Union organizing is impeded by labor laws governing collective bargaining, which serve as another kind of regulatory minority check. After 87 years of the Wagner Act, which legalized collective bargaining and strikes, it ’s clear that the bureaucratic rules that the labor movement is required to follow cause endless delays that impede organizing, disempower workers, and give the advantage to the employer. The recent firing of dozens of Starbucks organizers and the challenges to union elections at Amazon warehouses in Bessemer, Ala., Albany, N.Y., and New York City are vivid examples.

Even under the supposedly labor-friendly Biden administration, the National Labor Relations Board is still seriously understaffed and underfunded, causing delays in new representation elections, including those at Starbucks and Amazon. The regulatory process itself is a minority check that constrains and impedes change by slowing it down. This is the case not just when it comes to unions but any interests of the economic majority.

Bypassing the Rules

During Labor Notes magazine ’s conference last June, about 4,000 workers were taught to organize for power on the shop floor and force their bosses to concede to demands now, rather than wait years to hold an election, win appeals in administrative law court, and then bargain futilely for a new contract as turnover depletes their membership.

Independent, self-organized gig workers ’ unions including Los Deliveristas Unidos, Rideshare Drivers United, and Amazonians United are organizing effectively in New York, Southern California, Minnesota, Sacramento, Calif., and Chicago, often timed with fellow workers in Europe, without bothering to lobby or petition for recognition. These examples are powerful indicators of what is possible when workers bypass the numerous minority checks embedded in the rules of the system designed to impede and prevent political and economic democracy.

We need to stop thinking about the Constitution as a system that helps make change possible and see it as a set of rules designed by propertied elites to prevent change. If we want to make change happen, we have to stop playing by their rules.

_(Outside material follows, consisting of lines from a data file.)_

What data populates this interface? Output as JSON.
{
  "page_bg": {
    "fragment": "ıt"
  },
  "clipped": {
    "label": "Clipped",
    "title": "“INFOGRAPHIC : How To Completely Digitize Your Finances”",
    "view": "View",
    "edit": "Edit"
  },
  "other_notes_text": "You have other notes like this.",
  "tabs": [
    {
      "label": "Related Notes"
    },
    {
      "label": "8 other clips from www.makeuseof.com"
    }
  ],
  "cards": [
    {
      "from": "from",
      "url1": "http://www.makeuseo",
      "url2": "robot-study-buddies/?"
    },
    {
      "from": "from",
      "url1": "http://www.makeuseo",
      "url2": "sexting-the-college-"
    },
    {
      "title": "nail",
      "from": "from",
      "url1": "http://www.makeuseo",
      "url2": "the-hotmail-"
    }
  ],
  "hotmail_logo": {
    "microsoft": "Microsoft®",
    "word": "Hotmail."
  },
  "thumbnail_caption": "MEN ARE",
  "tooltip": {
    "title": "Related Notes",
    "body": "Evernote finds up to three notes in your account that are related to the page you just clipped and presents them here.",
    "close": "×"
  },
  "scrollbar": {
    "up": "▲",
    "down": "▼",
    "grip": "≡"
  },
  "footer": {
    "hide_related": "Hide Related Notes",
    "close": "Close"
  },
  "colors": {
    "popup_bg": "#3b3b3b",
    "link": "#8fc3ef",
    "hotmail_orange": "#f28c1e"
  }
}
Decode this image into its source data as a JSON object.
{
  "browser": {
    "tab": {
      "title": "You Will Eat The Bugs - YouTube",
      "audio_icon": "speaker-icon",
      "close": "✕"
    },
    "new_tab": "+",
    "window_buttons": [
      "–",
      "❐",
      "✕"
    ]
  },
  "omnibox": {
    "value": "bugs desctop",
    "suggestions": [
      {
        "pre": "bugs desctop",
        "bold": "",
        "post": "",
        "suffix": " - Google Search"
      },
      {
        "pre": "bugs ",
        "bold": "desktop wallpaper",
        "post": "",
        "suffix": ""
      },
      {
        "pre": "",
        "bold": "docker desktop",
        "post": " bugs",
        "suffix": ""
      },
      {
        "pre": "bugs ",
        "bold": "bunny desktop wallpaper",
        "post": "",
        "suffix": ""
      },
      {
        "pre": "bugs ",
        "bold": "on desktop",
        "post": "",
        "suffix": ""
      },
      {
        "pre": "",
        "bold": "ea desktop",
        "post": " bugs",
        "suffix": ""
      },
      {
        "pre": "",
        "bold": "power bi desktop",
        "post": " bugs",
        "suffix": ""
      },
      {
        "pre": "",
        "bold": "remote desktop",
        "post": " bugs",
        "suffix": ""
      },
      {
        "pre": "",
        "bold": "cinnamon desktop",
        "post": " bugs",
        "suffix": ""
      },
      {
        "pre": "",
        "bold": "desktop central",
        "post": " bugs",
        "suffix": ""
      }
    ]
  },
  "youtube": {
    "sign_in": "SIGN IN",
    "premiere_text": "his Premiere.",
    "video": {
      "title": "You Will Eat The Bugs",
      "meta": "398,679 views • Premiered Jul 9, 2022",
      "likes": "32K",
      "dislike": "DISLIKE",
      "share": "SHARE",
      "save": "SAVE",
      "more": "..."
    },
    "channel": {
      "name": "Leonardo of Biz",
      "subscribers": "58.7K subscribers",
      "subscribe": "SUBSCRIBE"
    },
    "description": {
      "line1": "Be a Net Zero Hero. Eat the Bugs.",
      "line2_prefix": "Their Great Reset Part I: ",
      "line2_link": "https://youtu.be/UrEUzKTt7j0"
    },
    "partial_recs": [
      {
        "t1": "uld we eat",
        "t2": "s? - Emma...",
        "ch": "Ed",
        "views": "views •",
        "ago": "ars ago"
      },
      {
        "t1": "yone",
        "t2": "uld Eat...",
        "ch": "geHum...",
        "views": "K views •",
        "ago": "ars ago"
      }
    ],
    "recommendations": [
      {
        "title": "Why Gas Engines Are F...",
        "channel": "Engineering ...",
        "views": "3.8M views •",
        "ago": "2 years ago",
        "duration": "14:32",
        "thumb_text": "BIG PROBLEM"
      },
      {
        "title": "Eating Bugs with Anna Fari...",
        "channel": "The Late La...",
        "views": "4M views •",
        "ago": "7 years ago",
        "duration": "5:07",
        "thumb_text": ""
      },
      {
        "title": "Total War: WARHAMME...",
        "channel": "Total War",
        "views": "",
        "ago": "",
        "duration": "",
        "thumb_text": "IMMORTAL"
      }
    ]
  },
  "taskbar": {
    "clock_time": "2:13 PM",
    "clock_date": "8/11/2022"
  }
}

is a senior lecturer in political science at San José State University, labor scholar, and organizer. He is the author of the forthcoming We the Elite: How the U.S. Constitution Serves the Few (Pluto, 2022) and two other books on worker organizing.

Robert Ovetz, We the Elites: Why the U.S. Constitution Serves the Few (Pluto Books, 2022); email interview with Michael Roberts, August 17, 2022; Rocky Mengle, “Inflation Reduction Act Boosts Obamacare Tax Credit,” Kiplinger ’s, August 17, 2022 (; Charles Harvey and Kurt House, “Every Dollar Spent on This Climate Technology Is a Waste,” New York Times, Aug. 16, 2022 (; Ira Katznelson, Mark Kesselman, and Alan Draper, The Politics of Power: A Critical Introduction to American Government, 7th ed. (Norton, 2013); Robert Ovetz, When Workers Shot Back: Class Conflict from 1877 to 1921, (Haymarket, 2019); Michael Roberts, “The IRA and the Four Horsemen of the Climate Apocalypse,” Michael Roberts Blog, August 7, 2022, (; John Miller, “Two ‘Bad ’ Tax Ideas Are Better Than One” Dollars & Sense, September/October 2022 (; Hiroko Tabuchi, “Manchin ’s Donors Include Pipeline Giants That Win in His Climate Deal,” New York Times, August 7, 2022; Michael Sainato, “Revealed: Starbucks Fired over 20 US Union Leaders in Recent Months,” The Guardian, May 19, 2022 (; E. Tammy Kim, “The Upstart Union Challenging Starbucks,” The New Yorker, August 2, 2022 (; Don Jacobson, “Amazon Challenges Results of Historic Union Victory in New York,” UPI, April 9, 2022 (; Noam Scheiber, “Union Trails in Amazon Vote in Alabama, With Challenges Pending,” New York Times, March 31, 2022; Alexandra Bradbury, Mark Brenner, and Jane Slaughter, Secrets of a Successful Organizer (Labor Notes, 2016); Luis Feliz Leon, “NYC's Delivery Drivers Want Employee Status, and Nothing Less,” In These Times, May 27, 2021 (; Rideshare Drivers United (; Joe DeManuelle-Hall, “Dispersed but Undaunted, Chicago Amazon Workers Help Win Megacycle Pay Nationwide,” Labor Notes, June 15, 2021 (

Did you find this article useful? Please consider supporting our work by donating or subscribing.

end of article